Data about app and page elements
══════════════════════════════

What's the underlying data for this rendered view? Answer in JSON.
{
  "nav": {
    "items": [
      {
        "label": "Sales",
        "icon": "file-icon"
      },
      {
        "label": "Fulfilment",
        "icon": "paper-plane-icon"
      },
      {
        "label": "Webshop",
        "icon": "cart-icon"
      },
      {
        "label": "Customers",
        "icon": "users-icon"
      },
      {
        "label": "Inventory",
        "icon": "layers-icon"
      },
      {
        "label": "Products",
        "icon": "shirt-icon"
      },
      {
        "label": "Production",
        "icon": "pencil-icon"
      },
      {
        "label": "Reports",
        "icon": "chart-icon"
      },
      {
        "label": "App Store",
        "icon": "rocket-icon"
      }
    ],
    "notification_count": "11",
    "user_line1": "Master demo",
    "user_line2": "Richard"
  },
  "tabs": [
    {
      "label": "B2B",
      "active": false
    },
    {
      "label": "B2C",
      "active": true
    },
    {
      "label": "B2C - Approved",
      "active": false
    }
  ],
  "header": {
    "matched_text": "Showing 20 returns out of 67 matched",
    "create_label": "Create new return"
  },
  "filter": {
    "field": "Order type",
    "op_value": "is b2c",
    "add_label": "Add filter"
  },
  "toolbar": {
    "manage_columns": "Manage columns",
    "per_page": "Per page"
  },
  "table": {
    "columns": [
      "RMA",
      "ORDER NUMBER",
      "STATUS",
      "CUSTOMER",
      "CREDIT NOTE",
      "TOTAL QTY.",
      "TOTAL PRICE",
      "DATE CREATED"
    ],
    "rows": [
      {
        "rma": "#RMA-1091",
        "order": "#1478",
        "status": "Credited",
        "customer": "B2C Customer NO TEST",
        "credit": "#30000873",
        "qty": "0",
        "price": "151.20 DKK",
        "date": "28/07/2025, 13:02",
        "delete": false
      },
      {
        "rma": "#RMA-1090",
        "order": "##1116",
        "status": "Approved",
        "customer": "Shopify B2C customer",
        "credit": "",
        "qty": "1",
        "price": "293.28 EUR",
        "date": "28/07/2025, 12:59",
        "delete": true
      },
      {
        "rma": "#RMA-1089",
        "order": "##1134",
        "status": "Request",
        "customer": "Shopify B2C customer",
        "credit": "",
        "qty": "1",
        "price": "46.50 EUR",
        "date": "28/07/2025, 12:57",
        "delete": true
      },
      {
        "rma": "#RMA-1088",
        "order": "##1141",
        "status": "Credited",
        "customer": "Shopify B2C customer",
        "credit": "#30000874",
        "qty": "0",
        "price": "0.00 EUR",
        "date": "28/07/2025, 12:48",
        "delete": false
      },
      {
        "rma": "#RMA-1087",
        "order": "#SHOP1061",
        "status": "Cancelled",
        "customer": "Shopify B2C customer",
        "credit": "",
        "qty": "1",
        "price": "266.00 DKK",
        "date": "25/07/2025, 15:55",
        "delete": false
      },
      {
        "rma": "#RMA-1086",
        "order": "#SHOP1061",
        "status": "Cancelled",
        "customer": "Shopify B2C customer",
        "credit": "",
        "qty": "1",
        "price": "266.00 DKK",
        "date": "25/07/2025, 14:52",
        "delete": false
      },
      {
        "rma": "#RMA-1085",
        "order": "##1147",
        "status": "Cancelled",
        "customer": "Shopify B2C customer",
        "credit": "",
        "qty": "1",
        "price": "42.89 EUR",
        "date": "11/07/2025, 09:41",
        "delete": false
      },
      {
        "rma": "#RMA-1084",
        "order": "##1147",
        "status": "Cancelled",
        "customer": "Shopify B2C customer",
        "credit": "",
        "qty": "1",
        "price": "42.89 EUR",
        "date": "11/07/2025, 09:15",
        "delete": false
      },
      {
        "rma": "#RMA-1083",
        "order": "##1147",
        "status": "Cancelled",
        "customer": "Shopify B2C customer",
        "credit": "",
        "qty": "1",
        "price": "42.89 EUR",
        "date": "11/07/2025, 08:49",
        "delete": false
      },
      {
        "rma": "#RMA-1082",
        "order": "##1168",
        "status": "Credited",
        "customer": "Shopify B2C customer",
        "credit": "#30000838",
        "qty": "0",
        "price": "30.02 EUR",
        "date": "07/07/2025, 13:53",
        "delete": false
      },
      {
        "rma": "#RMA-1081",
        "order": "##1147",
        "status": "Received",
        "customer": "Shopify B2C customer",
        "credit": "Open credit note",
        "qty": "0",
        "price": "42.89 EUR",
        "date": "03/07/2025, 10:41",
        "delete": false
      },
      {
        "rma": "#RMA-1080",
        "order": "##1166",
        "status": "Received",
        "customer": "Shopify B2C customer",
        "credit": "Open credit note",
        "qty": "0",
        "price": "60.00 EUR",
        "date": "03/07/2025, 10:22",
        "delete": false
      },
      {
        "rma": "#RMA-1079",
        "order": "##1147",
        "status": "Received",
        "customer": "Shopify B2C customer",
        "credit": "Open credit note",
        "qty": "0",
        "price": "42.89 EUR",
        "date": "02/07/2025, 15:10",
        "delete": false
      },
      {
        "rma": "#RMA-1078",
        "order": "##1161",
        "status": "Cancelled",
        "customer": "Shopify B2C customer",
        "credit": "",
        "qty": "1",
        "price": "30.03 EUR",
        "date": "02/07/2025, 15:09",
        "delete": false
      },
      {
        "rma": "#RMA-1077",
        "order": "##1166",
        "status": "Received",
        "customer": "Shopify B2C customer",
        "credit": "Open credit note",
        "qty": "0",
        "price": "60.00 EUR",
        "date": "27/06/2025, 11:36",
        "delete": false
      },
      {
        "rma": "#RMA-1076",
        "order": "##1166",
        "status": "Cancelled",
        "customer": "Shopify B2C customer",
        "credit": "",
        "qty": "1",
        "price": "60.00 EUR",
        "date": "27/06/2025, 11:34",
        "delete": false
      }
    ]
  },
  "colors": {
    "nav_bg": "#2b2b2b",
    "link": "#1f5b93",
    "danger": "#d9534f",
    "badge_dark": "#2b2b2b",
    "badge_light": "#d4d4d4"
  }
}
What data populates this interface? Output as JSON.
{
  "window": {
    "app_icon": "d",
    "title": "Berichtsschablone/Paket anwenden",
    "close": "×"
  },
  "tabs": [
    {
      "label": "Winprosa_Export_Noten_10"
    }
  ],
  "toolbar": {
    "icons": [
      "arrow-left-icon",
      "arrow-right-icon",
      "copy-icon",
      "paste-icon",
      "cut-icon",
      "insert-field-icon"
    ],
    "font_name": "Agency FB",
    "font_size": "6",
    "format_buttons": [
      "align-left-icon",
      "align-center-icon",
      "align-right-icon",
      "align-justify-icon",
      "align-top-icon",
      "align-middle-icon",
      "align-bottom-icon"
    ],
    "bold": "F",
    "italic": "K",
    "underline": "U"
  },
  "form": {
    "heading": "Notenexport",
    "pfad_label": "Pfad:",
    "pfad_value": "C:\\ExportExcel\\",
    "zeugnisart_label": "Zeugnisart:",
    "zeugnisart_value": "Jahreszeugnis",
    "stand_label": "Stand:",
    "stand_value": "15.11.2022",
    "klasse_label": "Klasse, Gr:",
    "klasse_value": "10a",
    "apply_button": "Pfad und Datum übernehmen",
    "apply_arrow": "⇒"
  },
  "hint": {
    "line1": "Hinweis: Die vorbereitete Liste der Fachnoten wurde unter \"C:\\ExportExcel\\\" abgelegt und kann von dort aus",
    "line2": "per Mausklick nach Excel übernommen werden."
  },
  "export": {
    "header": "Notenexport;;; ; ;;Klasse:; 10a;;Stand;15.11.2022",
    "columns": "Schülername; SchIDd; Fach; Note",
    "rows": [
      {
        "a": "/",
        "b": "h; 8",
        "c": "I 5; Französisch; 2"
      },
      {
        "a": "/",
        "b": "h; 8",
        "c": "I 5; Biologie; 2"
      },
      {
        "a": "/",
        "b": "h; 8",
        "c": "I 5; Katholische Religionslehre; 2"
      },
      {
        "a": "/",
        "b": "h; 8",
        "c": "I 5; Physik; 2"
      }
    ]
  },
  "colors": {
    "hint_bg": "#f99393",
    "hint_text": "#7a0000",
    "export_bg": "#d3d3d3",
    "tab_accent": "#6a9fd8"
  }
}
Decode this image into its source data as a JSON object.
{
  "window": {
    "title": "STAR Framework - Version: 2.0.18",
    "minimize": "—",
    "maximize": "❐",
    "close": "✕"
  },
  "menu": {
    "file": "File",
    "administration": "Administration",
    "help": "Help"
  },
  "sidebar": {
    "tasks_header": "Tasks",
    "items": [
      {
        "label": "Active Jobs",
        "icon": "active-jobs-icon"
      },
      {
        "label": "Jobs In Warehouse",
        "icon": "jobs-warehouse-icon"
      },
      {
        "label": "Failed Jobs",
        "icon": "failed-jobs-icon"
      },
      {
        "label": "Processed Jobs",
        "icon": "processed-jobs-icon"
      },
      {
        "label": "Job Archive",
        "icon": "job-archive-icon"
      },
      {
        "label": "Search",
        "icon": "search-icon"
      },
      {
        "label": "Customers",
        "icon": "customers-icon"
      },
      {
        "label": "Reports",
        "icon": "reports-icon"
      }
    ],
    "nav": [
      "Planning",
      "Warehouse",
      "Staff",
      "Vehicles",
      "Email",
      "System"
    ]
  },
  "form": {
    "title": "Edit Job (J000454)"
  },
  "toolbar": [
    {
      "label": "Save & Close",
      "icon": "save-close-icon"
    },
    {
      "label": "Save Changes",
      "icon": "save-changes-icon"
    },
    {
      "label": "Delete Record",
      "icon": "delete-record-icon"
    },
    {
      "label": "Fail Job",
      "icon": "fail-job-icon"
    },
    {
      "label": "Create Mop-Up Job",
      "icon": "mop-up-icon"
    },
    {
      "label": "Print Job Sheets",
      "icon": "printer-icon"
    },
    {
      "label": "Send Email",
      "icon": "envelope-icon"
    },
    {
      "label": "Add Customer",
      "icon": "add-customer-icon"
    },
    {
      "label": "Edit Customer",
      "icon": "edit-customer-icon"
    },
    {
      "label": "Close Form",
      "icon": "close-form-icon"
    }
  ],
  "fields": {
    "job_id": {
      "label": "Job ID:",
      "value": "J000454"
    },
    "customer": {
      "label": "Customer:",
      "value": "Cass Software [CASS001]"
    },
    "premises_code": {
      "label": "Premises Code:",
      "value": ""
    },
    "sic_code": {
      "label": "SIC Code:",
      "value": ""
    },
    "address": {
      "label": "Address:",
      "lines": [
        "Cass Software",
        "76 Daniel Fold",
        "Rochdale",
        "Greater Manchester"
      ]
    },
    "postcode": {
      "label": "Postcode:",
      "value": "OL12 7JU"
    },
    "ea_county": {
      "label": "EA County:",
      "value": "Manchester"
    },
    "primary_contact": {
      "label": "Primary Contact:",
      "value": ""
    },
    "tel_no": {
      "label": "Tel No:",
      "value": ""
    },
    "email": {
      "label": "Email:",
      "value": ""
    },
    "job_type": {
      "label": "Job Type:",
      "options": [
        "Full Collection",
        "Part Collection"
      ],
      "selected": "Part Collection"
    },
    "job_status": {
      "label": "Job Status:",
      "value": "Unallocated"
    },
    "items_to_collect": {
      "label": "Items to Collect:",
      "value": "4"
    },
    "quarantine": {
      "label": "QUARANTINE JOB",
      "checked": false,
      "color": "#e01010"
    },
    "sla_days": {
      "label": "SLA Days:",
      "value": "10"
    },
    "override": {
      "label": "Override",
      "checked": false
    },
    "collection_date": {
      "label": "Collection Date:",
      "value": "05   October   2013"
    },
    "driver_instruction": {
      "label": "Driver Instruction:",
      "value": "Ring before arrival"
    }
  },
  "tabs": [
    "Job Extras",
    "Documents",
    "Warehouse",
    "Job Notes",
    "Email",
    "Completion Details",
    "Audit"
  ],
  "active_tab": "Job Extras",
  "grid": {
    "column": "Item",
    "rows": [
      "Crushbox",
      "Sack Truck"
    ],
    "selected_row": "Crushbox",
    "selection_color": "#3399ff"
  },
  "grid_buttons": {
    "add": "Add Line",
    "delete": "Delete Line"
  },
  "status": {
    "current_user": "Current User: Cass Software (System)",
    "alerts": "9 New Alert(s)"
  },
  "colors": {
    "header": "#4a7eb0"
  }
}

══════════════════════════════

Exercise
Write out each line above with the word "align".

Output for this task
      "align-left-icon",
      "align-center-icon",
      "align-right-icon",
      "align-justify-icon",
      "align-top-icon",
      "align-middle-icon",
      "align-bottom-icon"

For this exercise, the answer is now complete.